## [Work to complete]
Each line of the records below that holds "emoji" should be copied out.

## [Records supplied]
——

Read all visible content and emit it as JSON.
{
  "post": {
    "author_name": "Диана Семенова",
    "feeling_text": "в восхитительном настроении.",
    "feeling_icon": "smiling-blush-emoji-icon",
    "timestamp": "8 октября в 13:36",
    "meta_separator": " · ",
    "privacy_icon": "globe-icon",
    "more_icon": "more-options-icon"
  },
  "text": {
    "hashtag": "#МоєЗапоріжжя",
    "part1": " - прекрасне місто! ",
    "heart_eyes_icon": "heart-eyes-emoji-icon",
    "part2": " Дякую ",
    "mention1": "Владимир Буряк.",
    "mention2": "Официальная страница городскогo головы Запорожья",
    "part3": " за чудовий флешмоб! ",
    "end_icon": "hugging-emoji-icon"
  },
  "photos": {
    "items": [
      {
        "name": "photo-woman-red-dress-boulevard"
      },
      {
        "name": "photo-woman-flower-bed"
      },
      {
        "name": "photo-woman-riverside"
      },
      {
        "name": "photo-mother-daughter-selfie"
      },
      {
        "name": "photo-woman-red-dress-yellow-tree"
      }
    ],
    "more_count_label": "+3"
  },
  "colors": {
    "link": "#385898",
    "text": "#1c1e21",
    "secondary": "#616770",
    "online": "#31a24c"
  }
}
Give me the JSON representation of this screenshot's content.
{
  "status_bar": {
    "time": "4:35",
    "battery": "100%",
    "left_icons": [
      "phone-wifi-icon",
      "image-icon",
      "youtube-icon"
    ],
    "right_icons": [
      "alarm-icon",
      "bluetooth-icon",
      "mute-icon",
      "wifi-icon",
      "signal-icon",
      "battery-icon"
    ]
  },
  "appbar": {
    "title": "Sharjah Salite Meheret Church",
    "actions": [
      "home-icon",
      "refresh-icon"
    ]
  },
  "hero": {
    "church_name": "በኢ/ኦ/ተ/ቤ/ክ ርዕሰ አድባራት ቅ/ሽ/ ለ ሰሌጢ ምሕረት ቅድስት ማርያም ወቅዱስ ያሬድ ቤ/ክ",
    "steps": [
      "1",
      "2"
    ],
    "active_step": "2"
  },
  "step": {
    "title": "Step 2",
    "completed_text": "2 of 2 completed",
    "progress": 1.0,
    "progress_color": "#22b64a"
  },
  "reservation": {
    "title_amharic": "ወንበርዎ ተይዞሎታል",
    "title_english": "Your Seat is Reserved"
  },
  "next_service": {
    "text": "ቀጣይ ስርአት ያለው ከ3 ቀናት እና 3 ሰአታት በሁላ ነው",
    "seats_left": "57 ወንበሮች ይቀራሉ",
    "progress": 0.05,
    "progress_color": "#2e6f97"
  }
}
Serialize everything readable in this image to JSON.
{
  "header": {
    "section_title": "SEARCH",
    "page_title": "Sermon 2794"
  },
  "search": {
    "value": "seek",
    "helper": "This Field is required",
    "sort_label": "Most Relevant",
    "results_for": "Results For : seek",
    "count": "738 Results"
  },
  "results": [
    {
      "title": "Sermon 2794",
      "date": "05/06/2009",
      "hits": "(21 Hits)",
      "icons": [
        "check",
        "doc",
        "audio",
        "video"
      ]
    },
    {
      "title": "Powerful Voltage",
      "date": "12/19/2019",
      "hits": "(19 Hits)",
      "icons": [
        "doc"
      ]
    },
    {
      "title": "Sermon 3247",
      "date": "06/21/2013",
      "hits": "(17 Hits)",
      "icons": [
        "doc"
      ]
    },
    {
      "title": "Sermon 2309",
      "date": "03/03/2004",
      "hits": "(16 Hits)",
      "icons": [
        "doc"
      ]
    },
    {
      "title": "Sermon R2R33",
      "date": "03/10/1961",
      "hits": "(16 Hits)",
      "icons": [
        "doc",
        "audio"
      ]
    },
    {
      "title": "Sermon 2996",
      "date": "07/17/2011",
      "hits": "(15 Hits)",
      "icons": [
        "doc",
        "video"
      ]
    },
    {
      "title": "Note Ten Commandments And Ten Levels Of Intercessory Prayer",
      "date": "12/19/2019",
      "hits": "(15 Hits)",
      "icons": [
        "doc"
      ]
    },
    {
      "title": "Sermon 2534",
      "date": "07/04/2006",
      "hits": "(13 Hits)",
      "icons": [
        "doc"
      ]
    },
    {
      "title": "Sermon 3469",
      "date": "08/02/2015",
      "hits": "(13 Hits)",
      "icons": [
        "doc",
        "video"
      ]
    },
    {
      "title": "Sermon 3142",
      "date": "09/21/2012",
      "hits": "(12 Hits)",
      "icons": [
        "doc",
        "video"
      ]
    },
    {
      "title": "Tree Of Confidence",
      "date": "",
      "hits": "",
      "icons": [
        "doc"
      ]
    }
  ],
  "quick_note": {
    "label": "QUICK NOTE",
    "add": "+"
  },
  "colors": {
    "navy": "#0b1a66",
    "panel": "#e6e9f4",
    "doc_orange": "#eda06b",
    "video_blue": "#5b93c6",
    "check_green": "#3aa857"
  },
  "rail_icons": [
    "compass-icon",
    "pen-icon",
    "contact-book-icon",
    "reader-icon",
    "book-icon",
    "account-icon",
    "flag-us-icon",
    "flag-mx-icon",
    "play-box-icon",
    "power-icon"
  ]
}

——

## [Answer for this exercise]
    "feeling_icon": "smiling-blush-emoji-icon",
    "heart_eyes_icon": "heart-eyes-emoji-icon",
    "end_icon": "hugging-emoji-icon"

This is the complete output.